__SUPPLIED INFORMATION__.
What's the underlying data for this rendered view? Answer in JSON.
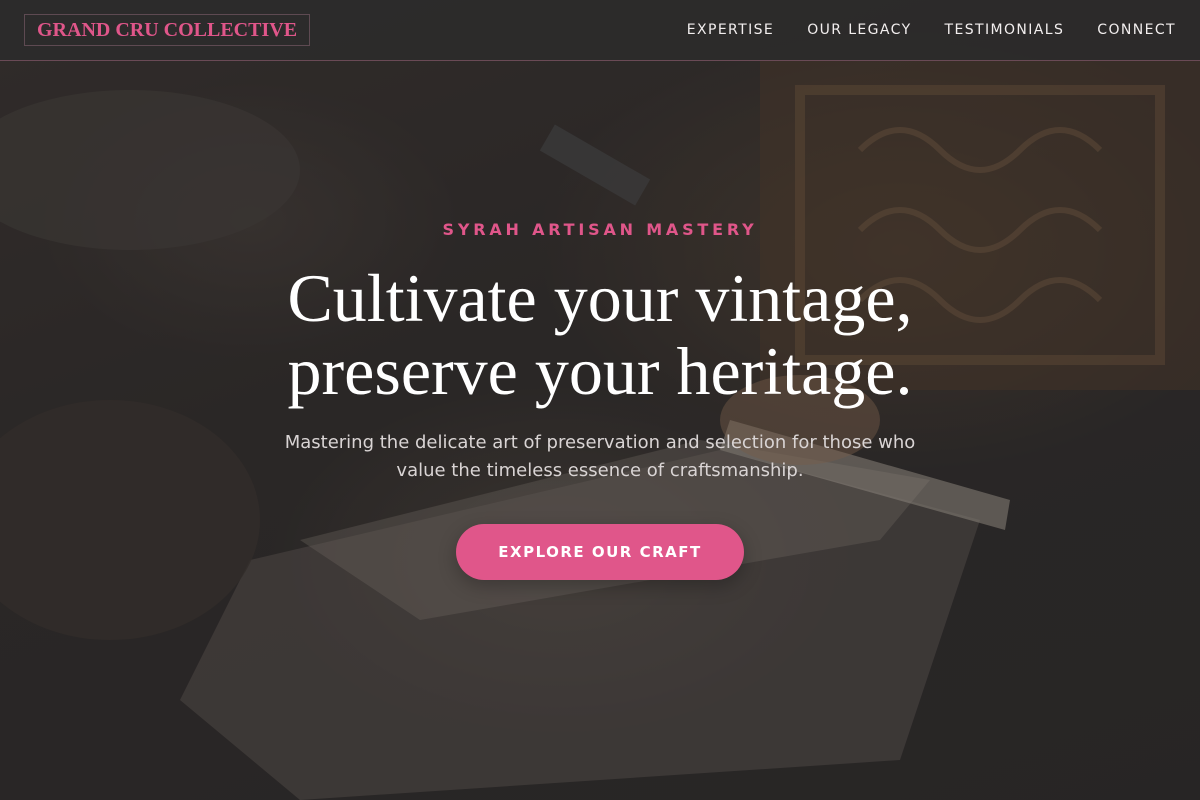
{
  "nav": {
    "brand": "GRAND CRU COLLECTIVE",
    "links": [
      "EXPERTISE",
      "OUR LEGACY",
      "TESTIMONIALS",
      "CONNECT"
    ]
  },
  "hero": {
    "eyebrow": "SYRAH ARTISAN MASTERY",
    "headline_line1": "Cultivate your vintage,",
    "headline_line2": "preserve your heritage.",
    "subtitle": "Mastering the delicate art of preservation and selection for those who value the timeless essence of craftsmanship.",
    "cta_label": "EXPLORE OUR CRAFT",
    "background_image": "artisan-woodcarving-photo"
  },
  "colors": {
    "accent": "#e0568a",
    "nav_background": "#2c2b2b",
    "text_light": "#ffffff"
  }
}
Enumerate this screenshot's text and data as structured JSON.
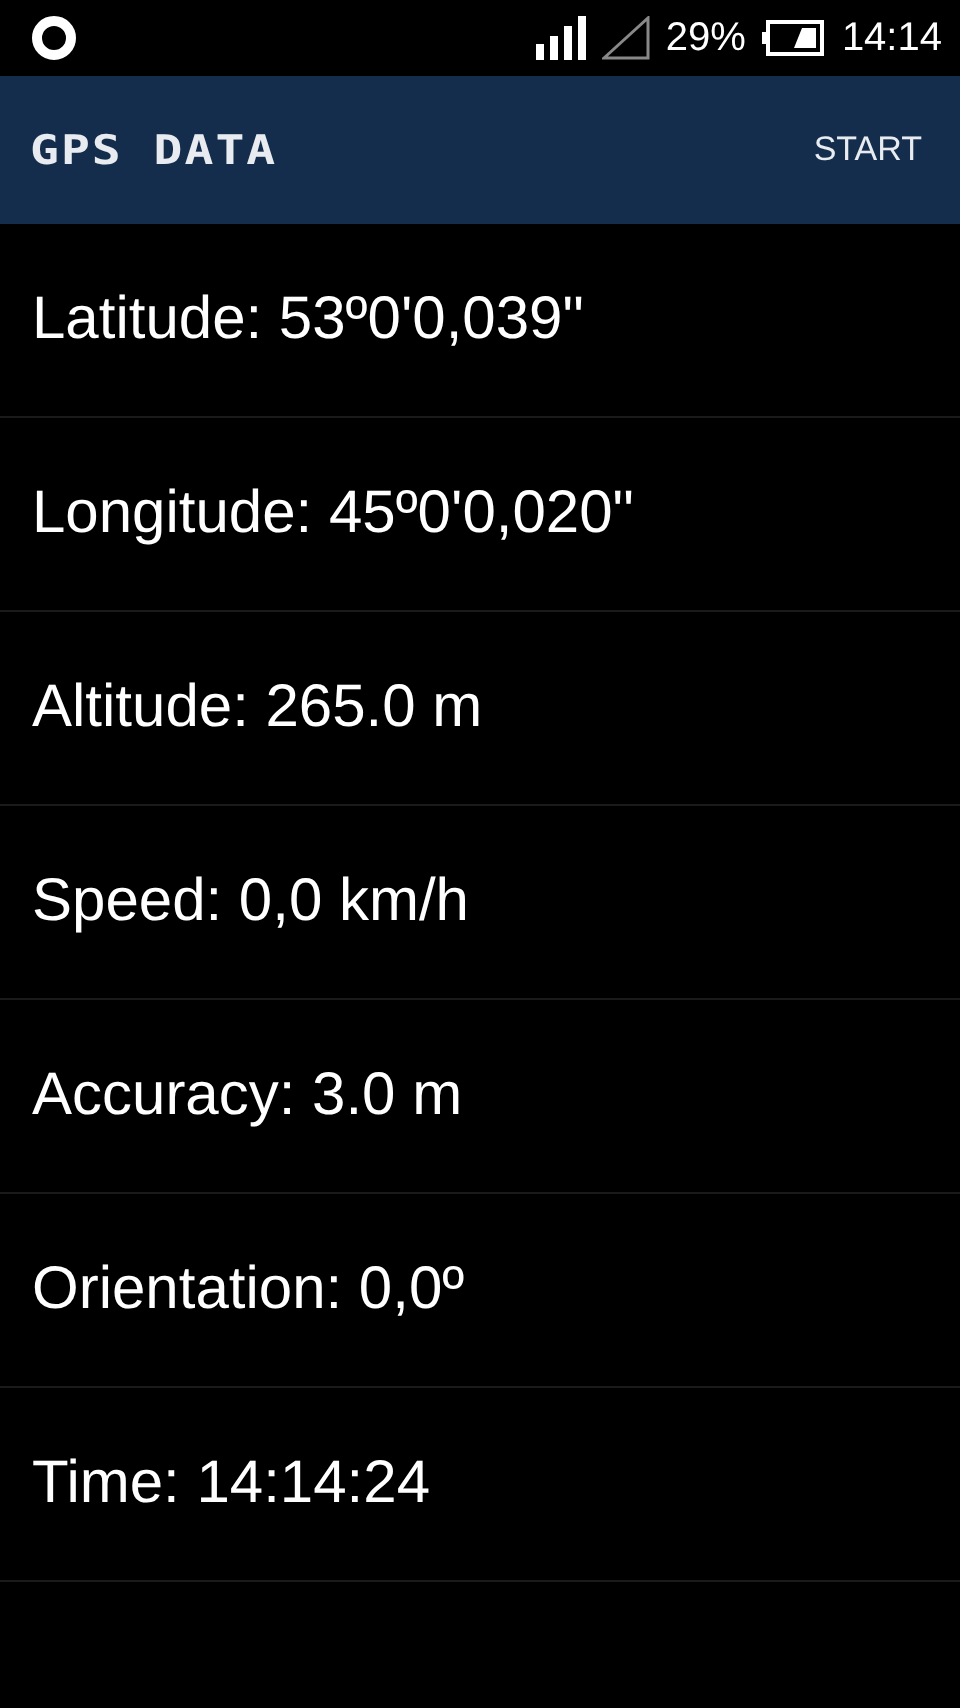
{
  "status_bar": {
    "battery": "29%",
    "time": "14:14"
  },
  "app_bar": {
    "title": "GPS DATA",
    "action": "START"
  },
  "rows": [
    {
      "text": "Latitude: 53º0'0,039\""
    },
    {
      "text": "Longitude: 45º0'0,020\""
    },
    {
      "text": "Altitude: 265.0 m"
    },
    {
      "text": "Speed: 0,0 km/h"
    },
    {
      "text": "Accuracy: 3.0 m"
    },
    {
      "text": "Orientation: 0,0º"
    },
    {
      "text": "Time: 14:14:24"
    }
  ]
}
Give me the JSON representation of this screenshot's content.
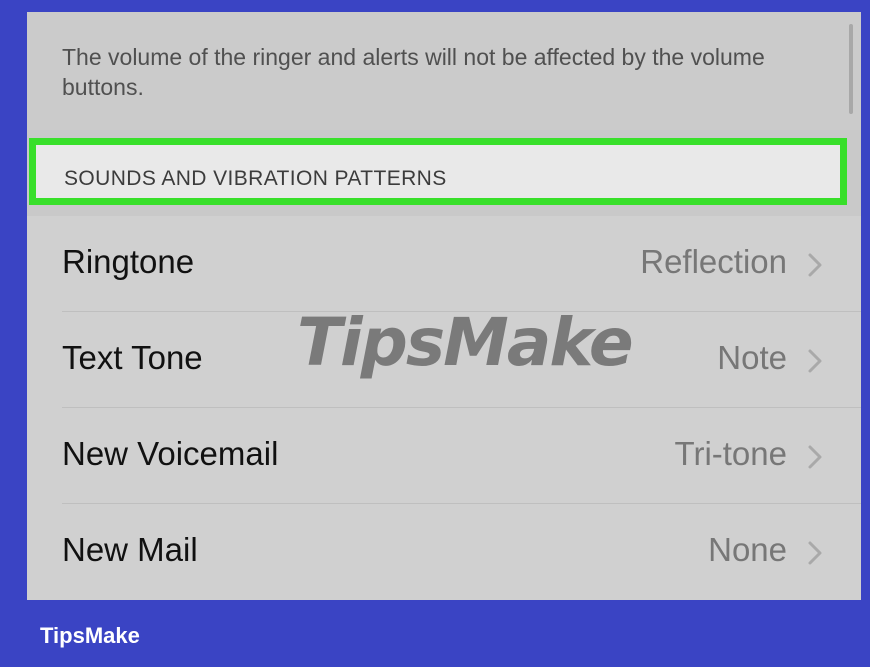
{
  "footer_text": "The volume of the ringer and alerts will not be affected by the volume buttons.",
  "section": {
    "title": "SOUNDS AND VIBRATION PATTERNS"
  },
  "rows": [
    {
      "label": "Ringtone",
      "value": "Reflection"
    },
    {
      "label": "Text Tone",
      "value": "Note"
    },
    {
      "label": "New Voicemail",
      "value": "Tri-tone"
    },
    {
      "label": "New Mail",
      "value": "None"
    }
  ],
  "watermark": {
    "text": "TipsMake"
  },
  "brand": {
    "label": "TipsMake"
  },
  "colors": {
    "frame": "#3a44c4",
    "highlight": "#38df2a",
    "screen": "#c9c9c9"
  },
  "icons": [
    "chevron-right-icon"
  ]
}
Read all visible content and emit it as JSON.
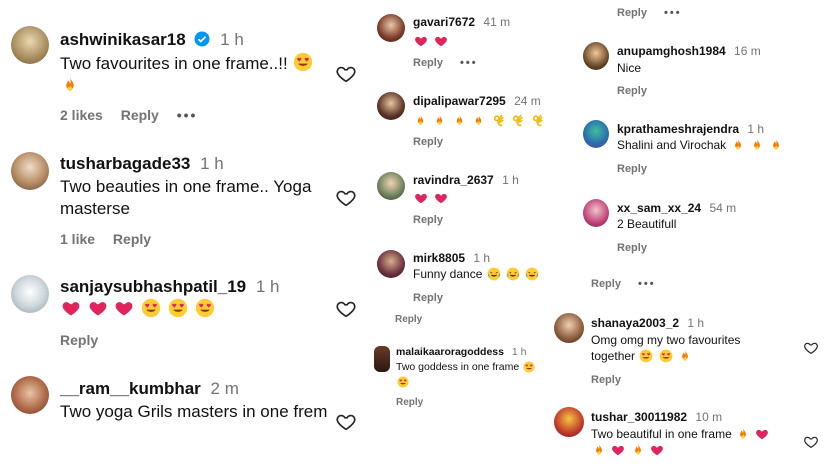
{
  "panel1": {
    "comments": [
      {
        "user": "ashwinikasar18",
        "time": "1 h",
        "text": "Two favourites in one frame..!!",
        "likes": "2 likes",
        "reply": "Reply",
        "more": "•••"
      },
      {
        "user": "tusharbagade33",
        "time": "1 h",
        "text": "Two beauties in one frame.. Yoga masterse",
        "likes": "1 like",
        "reply": "Reply"
      },
      {
        "user": "sanjaysubhashpatil_19",
        "time": "1 h",
        "text": "",
        "reply": "Reply"
      },
      {
        "user": "__ram__kumbhar",
        "time": "2 m",
        "text": "Two yoga Grils masters in one frem"
      }
    ]
  },
  "panel2": {
    "comments": [
      {
        "user": "gavari7672",
        "time": "41 m",
        "reply": "Reply",
        "more": "•••"
      },
      {
        "user": "dipalipawar7295",
        "time": "24 m",
        "reply": "Reply"
      },
      {
        "user": "ravindra_2637",
        "time": "1 h",
        "reply": "Reply"
      },
      {
        "user": "mirk8805",
        "time": "1 h",
        "text": "Funny dance",
        "reply": "Reply",
        "reply2": "Reply"
      },
      {
        "user": "malaikaaroragoddess",
        "time": "1 h",
        "text": "Two goddess in one frame",
        "reply": "Reply"
      }
    ]
  },
  "panel3": {
    "top": {
      "reply": "Reply",
      "more": "•••"
    },
    "comments": [
      {
        "user": "anupamghosh1984",
        "time": "16 m",
        "text": "Nice",
        "reply": "Reply"
      },
      {
        "user": "kprathameshrajendra",
        "time": "1 h",
        "text": "Shalini and Virochak",
        "reply": "Reply"
      },
      {
        "user": "xx_sam_xx_24",
        "time": "54 m",
        "text": "2 Beautifull",
        "reply": "Reply"
      },
      {
        "user": "",
        "time": "",
        "text": "",
        "reply": "Reply",
        "more": "•••"
      },
      {
        "user": "shanaya2003_2",
        "time": "1 h",
        "text": "Omg omg my two favourites together",
        "reply": "Reply"
      },
      {
        "user": "tushar_30011982",
        "time": "10 m",
        "text": "Two beautiful in one frame"
      }
    ]
  },
  "colors": {
    "heart": "#e0245e",
    "fire": "#f57c00",
    "verified": "#0095f6",
    "meta": "#737373"
  }
}
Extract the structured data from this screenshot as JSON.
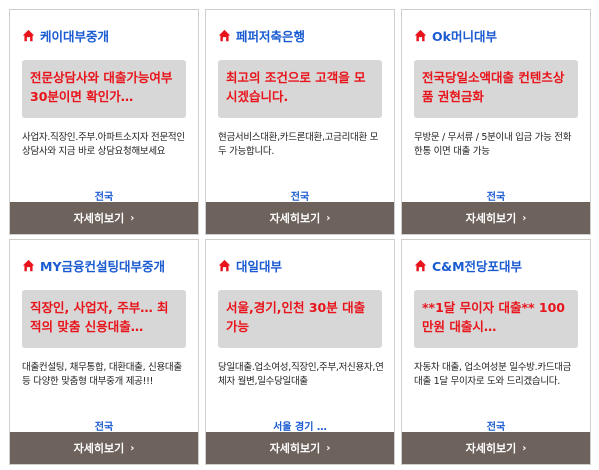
{
  "colors": {
    "title": "#1a5bd1",
    "headline": "#e8141b",
    "button_bg": "#6e625c",
    "headline_bg": "#d7d7d7",
    "icon": "#e8141b"
  },
  "icons": {
    "title": "home-icon",
    "button": "chevron-right-icon"
  },
  "cards": [
    {
      "name": "케이대부중개",
      "headline": "전문상담사와 대출가능여부 30분이면 확인가…",
      "description": "사업자.직장인.주부.아파트소지자 전문적인 상담사와 지금 바로 상담요청해보세요",
      "region": "전국",
      "button": "자세히보기",
      "chevron": "›"
    },
    {
      "name": "페퍼저축은행",
      "headline": "최고의 조건으로 고객을 모시겠습니다.",
      "description": "현금서비스대환,카드론대환,고금리대환 모두 가능합니다.",
      "region": "전국",
      "button": "자세히보기",
      "chevron": "›"
    },
    {
      "name": "Ok머니대부",
      "headline": "전국당일소액대출 컨텐츠상품 권현금화",
      "description": "무방문 / 무서류 / 5분이내 입금 가능 전화 한통 이면 대출 가능",
      "region": "전국",
      "button": "자세히보기",
      "chevron": "›"
    },
    {
      "name": "MY금융컨설팅대부중개",
      "headline": "직장인, 사업자, 주부… 최적의 맞춤 신용대출…",
      "description": "대출컨설팅, 채무통합, 대환대출, 신용대출 등 다양한 맞춤형 대부중개 제공!!!",
      "region": "전국",
      "button": "자세히보기",
      "chevron": "›"
    },
    {
      "name": "대일대부",
      "headline": "서울,경기,인천 30분 대출가능",
      "description": "당일대출.업소여성,직장인,주부,저신용자,연체자 월변,일수당일대출",
      "region": "서울 경기 …",
      "button": "자세히보기",
      "chevron": "›"
    },
    {
      "name": "C&M전당포대부",
      "headline": "**1달 무이자 대출** 100만원 대출시…",
      "description": "자동차 대출, 업소여성분 일수방.카드대금 대출 1달 무이자로 도와 드리겠습니다.",
      "region": "전국",
      "button": "자세히보기",
      "chevron": "›"
    }
  ]
}
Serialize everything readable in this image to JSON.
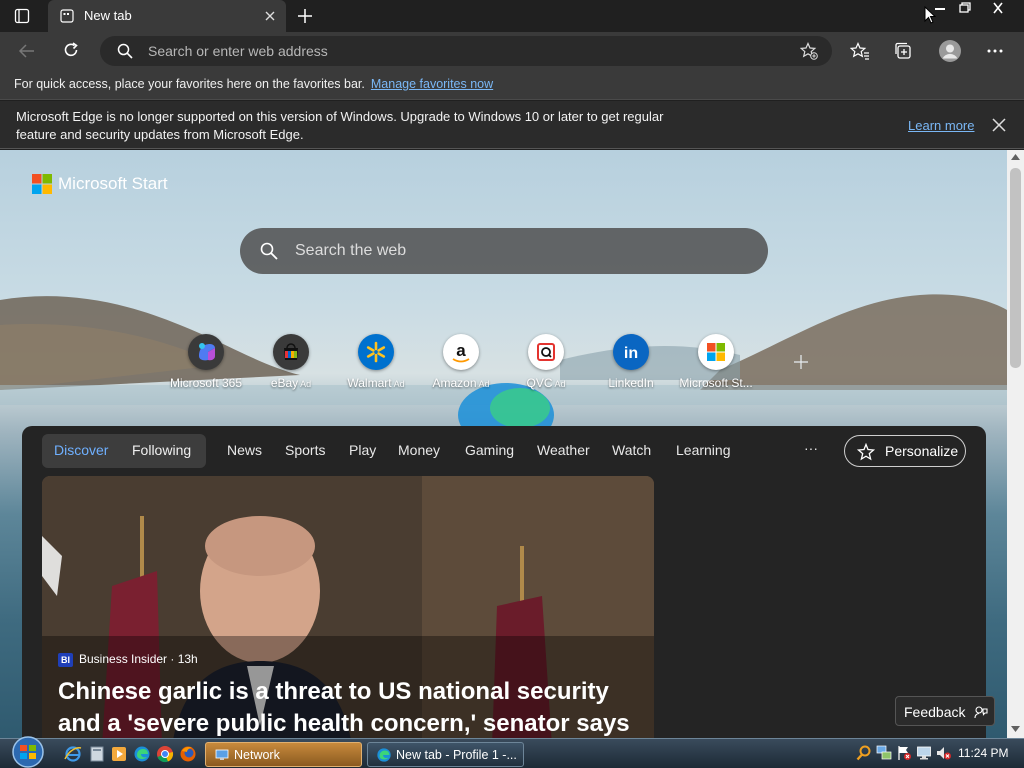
{
  "browser": {
    "tab_title": "New tab",
    "address_placeholder": "Search or enter web address"
  },
  "favorites_bar": {
    "text": "For quick access, place your favorites here on the favorites bar.",
    "link": "Manage favorites now"
  },
  "infobar": {
    "message": "Microsoft Edge is no longer supported on this version of Windows. Upgrade to Windows 10 or later to get regular feature and security updates from Microsoft Edge.",
    "learn_more": "Learn more"
  },
  "start": {
    "brand": "Microsoft Start",
    "search_placeholder": "Search the web"
  },
  "quick_links": [
    {
      "label": "Microsoft 365",
      "ad": "",
      "icon": "microsoft-365-icon"
    },
    {
      "label": "eBay",
      "ad": "Ad",
      "icon": "ebay-icon"
    },
    {
      "label": "Walmart",
      "ad": "Ad",
      "icon": "walmart-icon"
    },
    {
      "label": "Amazon",
      "ad": "Ad",
      "icon": "amazon-icon"
    },
    {
      "label": "QVC",
      "ad": "Ad",
      "icon": "qvc-icon"
    },
    {
      "label": "LinkedIn",
      "ad": "",
      "icon": "linkedin-icon"
    },
    {
      "label": "Microsoft St...",
      "ad": "",
      "icon": "microsoft-store-icon"
    }
  ],
  "feed": {
    "segments": [
      "Discover",
      "Following"
    ],
    "nav": [
      "News",
      "Sports",
      "Play",
      "Money",
      "Gaming",
      "Weather",
      "Watch",
      "Learning"
    ],
    "more": "···",
    "personalize": "Personalize",
    "hero": {
      "source_badge": "BI",
      "source": "Business Insider · 13h",
      "title": "Chinese garlic is a threat to US national security and a 'severe public health concern,' senator says"
    },
    "feedback": "Feedback"
  },
  "taskbar": {
    "tasks": [
      "Network",
      "New tab - Profile 1 -..."
    ],
    "clock": "11:24 PM"
  },
  "colors": {
    "accent_link": "#7ab7f5",
    "discover_active": "#6fb0ff",
    "chrome_bg": "#3a3a3a"
  }
}
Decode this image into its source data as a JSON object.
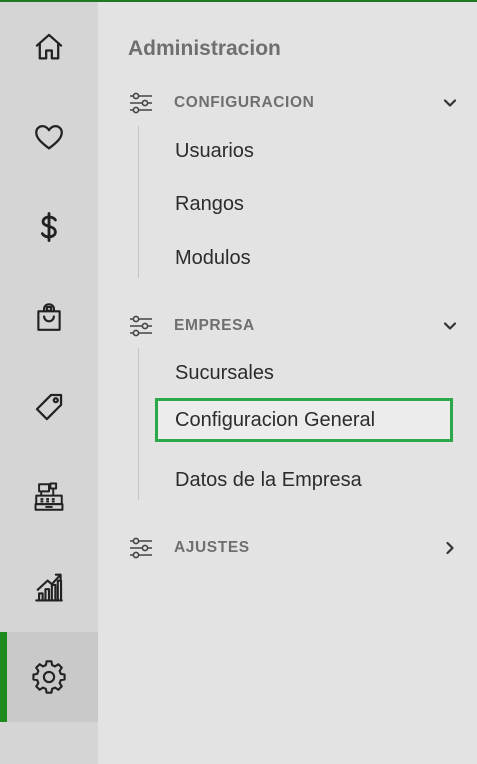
{
  "rail": {
    "items": [
      {
        "icon": "home-icon"
      },
      {
        "icon": "heart-icon"
      },
      {
        "icon": "dollar-icon"
      },
      {
        "icon": "shopping-bag-icon"
      },
      {
        "icon": "tag-icon"
      },
      {
        "icon": "cash-register-icon"
      },
      {
        "icon": "bar-chart-icon"
      },
      {
        "icon": "gear-icon",
        "active": true
      }
    ],
    "accent_color": "#1d8a1d"
  },
  "panel": {
    "title": "Administracion",
    "sections": [
      {
        "label": "CONFIGURACION",
        "icon": "sliders-icon",
        "expanded": true,
        "items": [
          "Usuarios",
          "Rangos",
          "Modulos"
        ]
      },
      {
        "label": "EMPRESA",
        "icon": "sliders-icon",
        "expanded": true,
        "items": [
          "Sucursales",
          "Configuracion General",
          "Datos de la Empresa"
        ],
        "selected": "Configuracion General"
      },
      {
        "label": "AJUSTES",
        "icon": "sliders-icon",
        "expanded": false,
        "items": []
      }
    ],
    "selection_color": "#2aa84a"
  }
}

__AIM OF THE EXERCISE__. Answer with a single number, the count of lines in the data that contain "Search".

__EXERCISE ANSWER__. 2